▶ [ABOUT THIS TASK] Nothing but the exact text of the entries should appear in your answer; pictures stay out.

▶ [RECORDS PROVIDED]
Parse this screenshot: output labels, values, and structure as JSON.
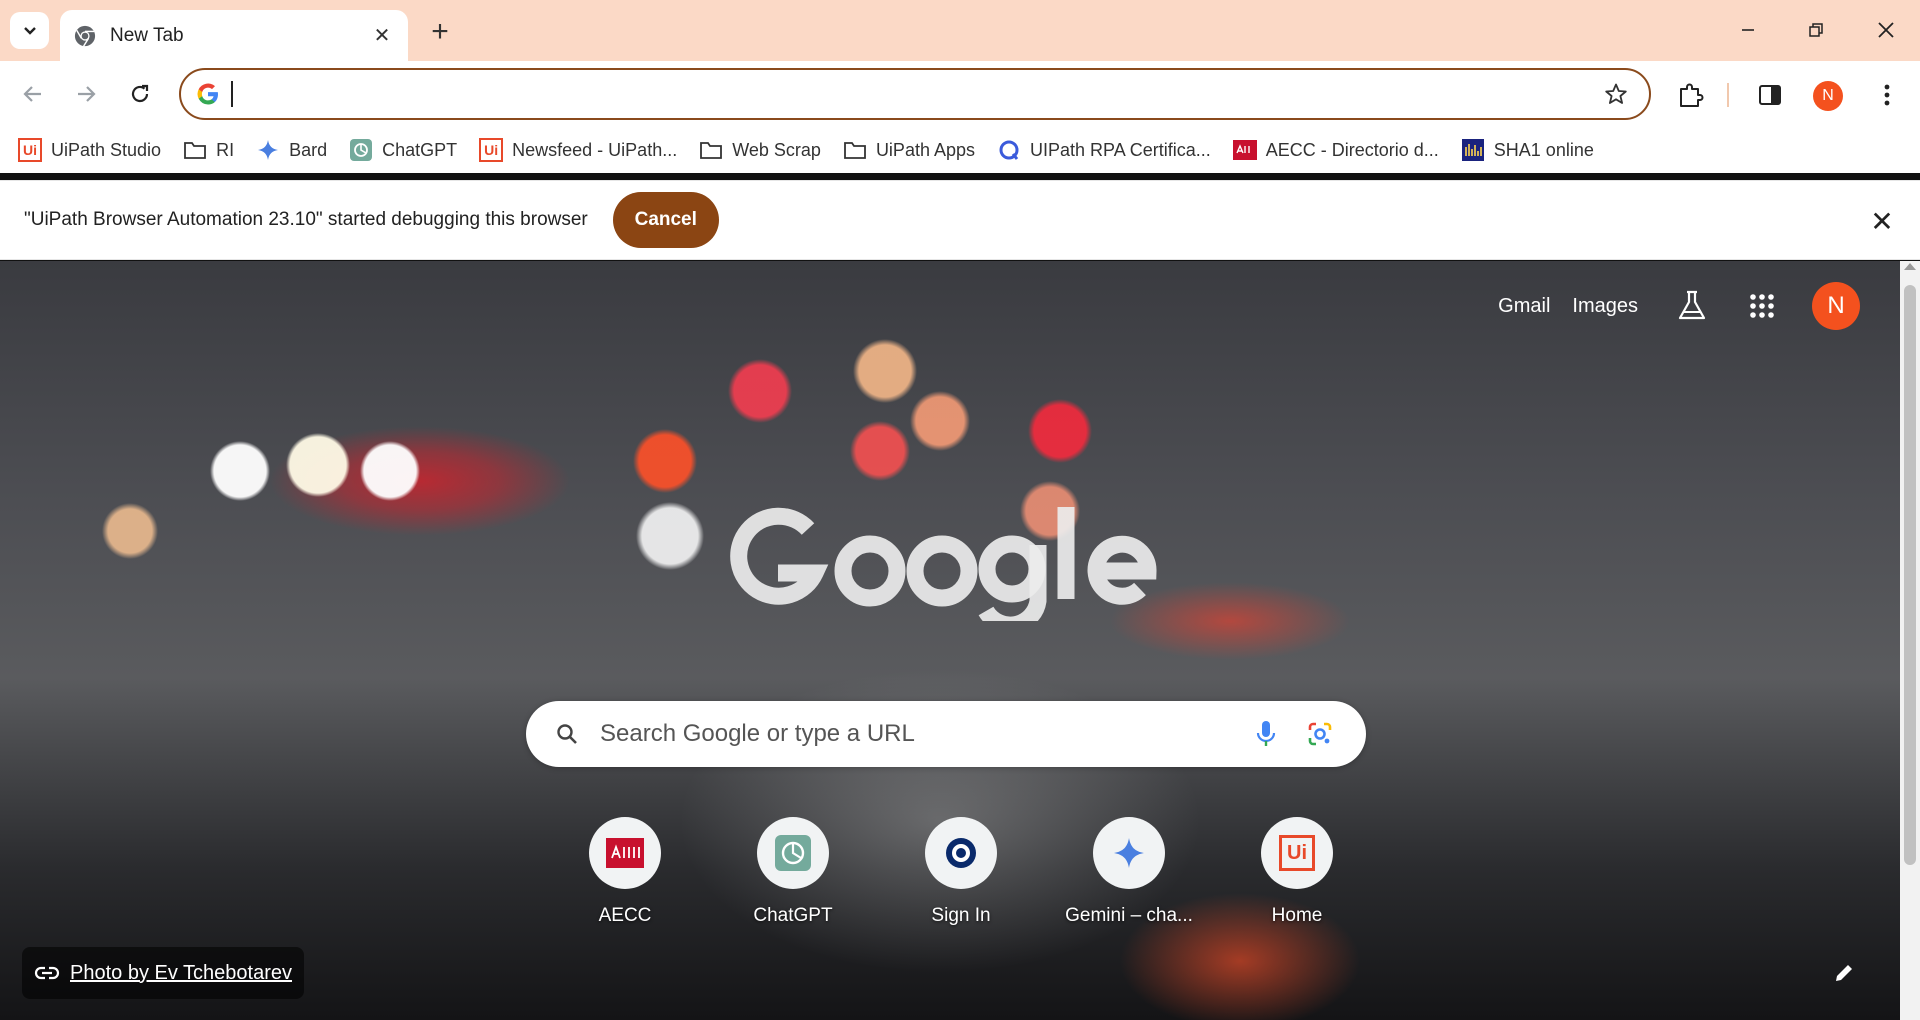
{
  "browser": {
    "tab": {
      "title": "New Tab",
      "close": "✕"
    },
    "new_tab": "+",
    "window": {
      "minimize": "—",
      "restore": "❐",
      "close": "✕"
    }
  },
  "toolbar": {
    "omnibox_value": "",
    "profile_initial": "N"
  },
  "bookmarks": [
    {
      "label": "UiPath Studio",
      "icon": "uipath-icon"
    },
    {
      "label": "RI",
      "icon": "folder-icon"
    },
    {
      "label": "Bard",
      "icon": "bard-icon"
    },
    {
      "label": "ChatGPT",
      "icon": "chatgpt-icon"
    },
    {
      "label": "Newsfeed - UiPath...",
      "icon": "uipath-icon"
    },
    {
      "label": "Web Scrap",
      "icon": "folder-icon"
    },
    {
      "label": "UiPath Apps",
      "icon": "folder-icon"
    },
    {
      "label": "UIPath RPA Certifica...",
      "icon": "certification-icon"
    },
    {
      "label": "AECC - Directorio d...",
      "icon": "aecc-icon"
    },
    {
      "label": "SHA1 online",
      "icon": "sha1-icon"
    }
  ],
  "infobar": {
    "message": "\"UiPath Browser Automation 23.10\" started debugging this browser",
    "cancel_label": "Cancel",
    "close": "✕"
  },
  "ntp": {
    "gmail": "Gmail",
    "images": "Images",
    "avatar_initial": "N",
    "search_placeholder": "Search Google or type a URL",
    "shortcuts": [
      {
        "label": "AECC",
        "icon": "aecc-icon"
      },
      {
        "label": "ChatGPT",
        "icon": "chatgpt-icon"
      },
      {
        "label": "Sign In",
        "icon": "sign-in-icon"
      },
      {
        "label": "Gemini – cha...",
        "icon": "gemini-icon"
      },
      {
        "label": "Home",
        "icon": "uipath-icon"
      }
    ],
    "photo_credit": "Photo by Ev Tchebotarev"
  },
  "colors": {
    "tabstrip": "#fbd9c6",
    "accent": "#8b4513",
    "profile": "#f4511e"
  }
}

▶ [REPLY TO THE EXERCISE]
Parse this screenshot: output labels, values, and structure as JSON.
{
  "browser": {
    "tab": {
      "title": "New Tab",
      "close": "✕"
    },
    "new_tab": "+",
    "window": {
      "minimize": "—",
      "restore": "❐",
      "close": "✕"
    }
  },
  "toolbar": {
    "omnibox_value": "",
    "profile_initial": "N"
  },
  "bookmarks": [
    {
      "label": "UiPath Studio",
      "icon": "uipath-icon"
    },
    {
      "label": "RI",
      "icon": "folder-icon"
    },
    {
      "label": "Bard",
      "icon": "bard-icon"
    },
    {
      "label": "ChatGPT",
      "icon": "chatgpt-icon"
    },
    {
      "label": "Newsfeed - UiPath...",
      "icon": "uipath-icon"
    },
    {
      "label": "Web Scrap",
      "icon": "folder-icon"
    },
    {
      "label": "UiPath Apps",
      "icon": "folder-icon"
    },
    {
      "label": "UIPath RPA Certifica...",
      "icon": "certification-icon"
    },
    {
      "label": "AECC - Directorio d...",
      "icon": "aecc-icon"
    },
    {
      "label": "SHA1 online",
      "icon": "sha1-icon"
    }
  ],
  "infobar": {
    "message": "\"UiPath Browser Automation 23.10\" started debugging this browser",
    "cancel_label": "Cancel",
    "close": "✕"
  },
  "ntp": {
    "gmail": "Gmail",
    "images": "Images",
    "avatar_initial": "N",
    "search_placeholder": "Search Google or type a URL",
    "shortcuts": [
      {
        "label": "AECC",
        "icon": "aecc-icon"
      },
      {
        "label": "ChatGPT",
        "icon": "chatgpt-icon"
      },
      {
        "label": "Sign In",
        "icon": "sign-in-icon"
      },
      {
        "label": "Gemini – cha...",
        "icon": "gemini-icon"
      },
      {
        "label": "Home",
        "icon": "uipath-icon"
      }
    ],
    "photo_credit": "Photo by Ev Tchebotarev"
  },
  "colors": {
    "tabstrip": "#fbd9c6",
    "accent": "#8b4513",
    "profile": "#f4511e"
  }
}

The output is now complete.